WORK INSTRUCTION:
With pictures removed, output every record below exactly as written.

EXTRACTED INFORMATION:
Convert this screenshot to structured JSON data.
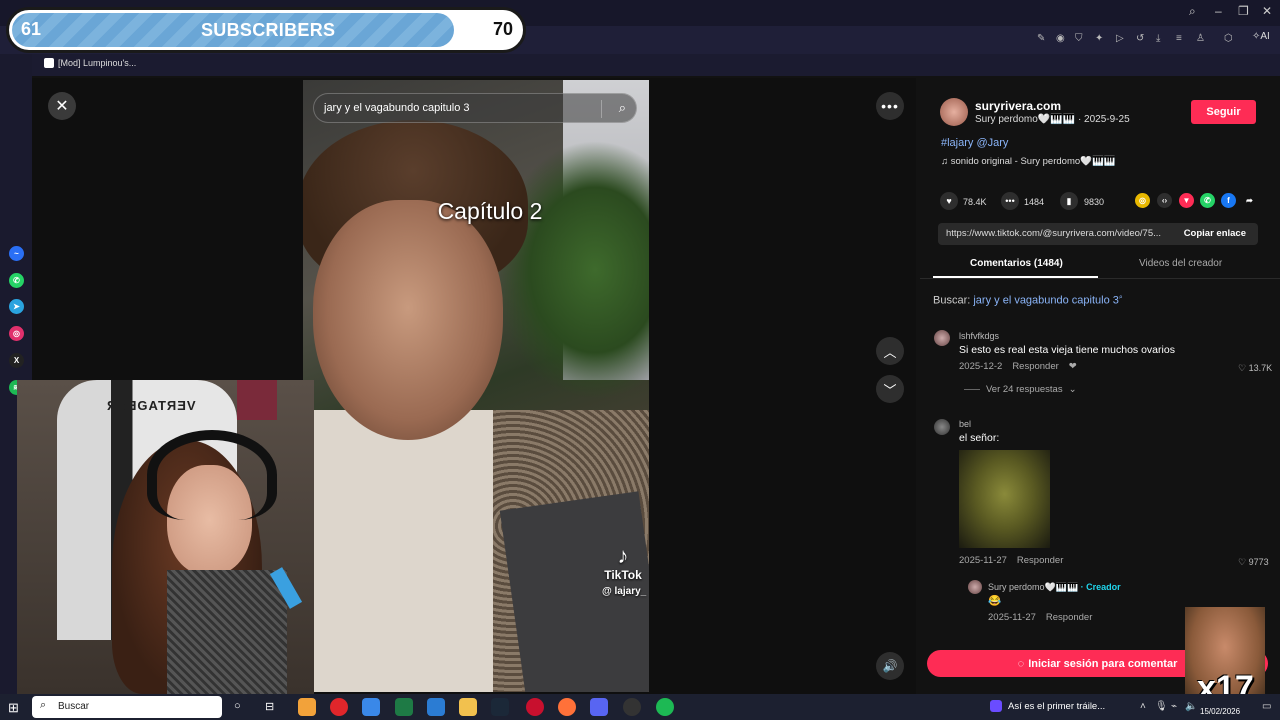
{
  "overlay": {
    "left_num": "61",
    "center_label": "SUBSCRIBERS",
    "right_num": "70",
    "fill_fraction": 0.87
  },
  "bookmarks": {
    "item": "[Mod] Lumpinou's..."
  },
  "toolbar": {
    "ai_label": "AI"
  },
  "video": {
    "search_query": "jary y el vagabundo capitulo 3",
    "caption": "Capítulo 2",
    "logo_text": "TikTok",
    "handle": "@ lajary_"
  },
  "post": {
    "author": "suryrivera.com",
    "author_sub": "Sury perdomo🤍🎹🎹 · 2025-9-25",
    "follow_label": "Seguir",
    "hashtags": "#lajary @Jary",
    "sound": "♫  sonido original - Sury perdomo🤍🎹🎹",
    "likes": "78.4K",
    "comments": "1484",
    "saves": "9830",
    "link": "https://www.tiktok.com/@suryrivera.com/video/75...",
    "copy_label": "Copiar enlace"
  },
  "tabs": {
    "comments": "Comentarios (1484)",
    "videos": "Videos del creador"
  },
  "search_prompt": {
    "label": "Buscar:",
    "query": "jary y el vagabundo capitulo 3"
  },
  "comments": [
    {
      "user": "lshfvfkdgs",
      "text": "Si esto es real esta vieja tiene muchos ovarios",
      "date": "2025-12-2",
      "reply": "Responder",
      "likes": "13.7K",
      "replies": "Ver 24 respuestas"
    },
    {
      "user": "bel",
      "text": "el señor:",
      "date": "2025-11-27",
      "reply": "Responder",
      "likes": "9773"
    },
    {
      "user": "Sury perdomo🤍🎹🎹",
      "creator_tag": "· Creador",
      "text": "😂",
      "date": "2025-11-27",
      "reply": "Responder"
    }
  ],
  "login_label": "Iniciar sesión para comentar",
  "emote_text": "x17",
  "webcam": {
    "chair_text": "ЯAƎGATЯƎV"
  },
  "taskbar": {
    "search_placeholder": "Buscar",
    "news": "Así es el primer tráile...",
    "date": "15/02/2026"
  }
}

REPLY:
Convert this screenshot to structured JSON data.
{
  "overlay": {
    "left_num": "61",
    "center_label": "SUBSCRIBERS",
    "right_num": "70",
    "fill_fraction": 0.87
  },
  "bookmarks": {
    "item": "[Mod] Lumpinou's..."
  },
  "toolbar": {
    "ai_label": "AI"
  },
  "video": {
    "search_query": "jary y el vagabundo capitulo 3",
    "caption": "Capítulo 2",
    "logo_text": "TikTok",
    "handle": "@ lajary_"
  },
  "post": {
    "author": "suryrivera.com",
    "author_sub": "Sury perdomo🤍🎹🎹 · 2025-9-25",
    "follow_label": "Seguir",
    "hashtags": "#lajary @Jary",
    "sound": "♫  sonido original - Sury perdomo🤍🎹🎹",
    "likes": "78.4K",
    "comments": "1484",
    "saves": "9830",
    "link": "https://www.tiktok.com/@suryrivera.com/video/75...",
    "copy_label": "Copiar enlace"
  },
  "tabs": {
    "comments": "Comentarios (1484)",
    "videos": "Videos del creador"
  },
  "search_prompt": {
    "label": "Buscar:",
    "query": "jary y el vagabundo capitulo 3"
  },
  "comments": [
    {
      "user": "lshfvfkdgs",
      "text": "Si esto es real esta vieja tiene muchos ovarios",
      "date": "2025-12-2",
      "reply": "Responder",
      "likes": "13.7K",
      "replies": "Ver 24 respuestas"
    },
    {
      "user": "bel",
      "text": "el señor:",
      "date": "2025-11-27",
      "reply": "Responder",
      "likes": "9773"
    },
    {
      "user": "Sury perdomo🤍🎹🎹",
      "creator_tag": "· Creador",
      "text": "😂",
      "date": "2025-11-27",
      "reply": "Responder"
    }
  ],
  "login_label": "Iniciar sesión para comentar",
  "emote_text": "x17",
  "webcam": {
    "chair_text": "ЯAƎGATЯƎV"
  },
  "taskbar": {
    "search_placeholder": "Buscar",
    "news": "Así es el primer tráile...",
    "date": "15/02/2026"
  }
}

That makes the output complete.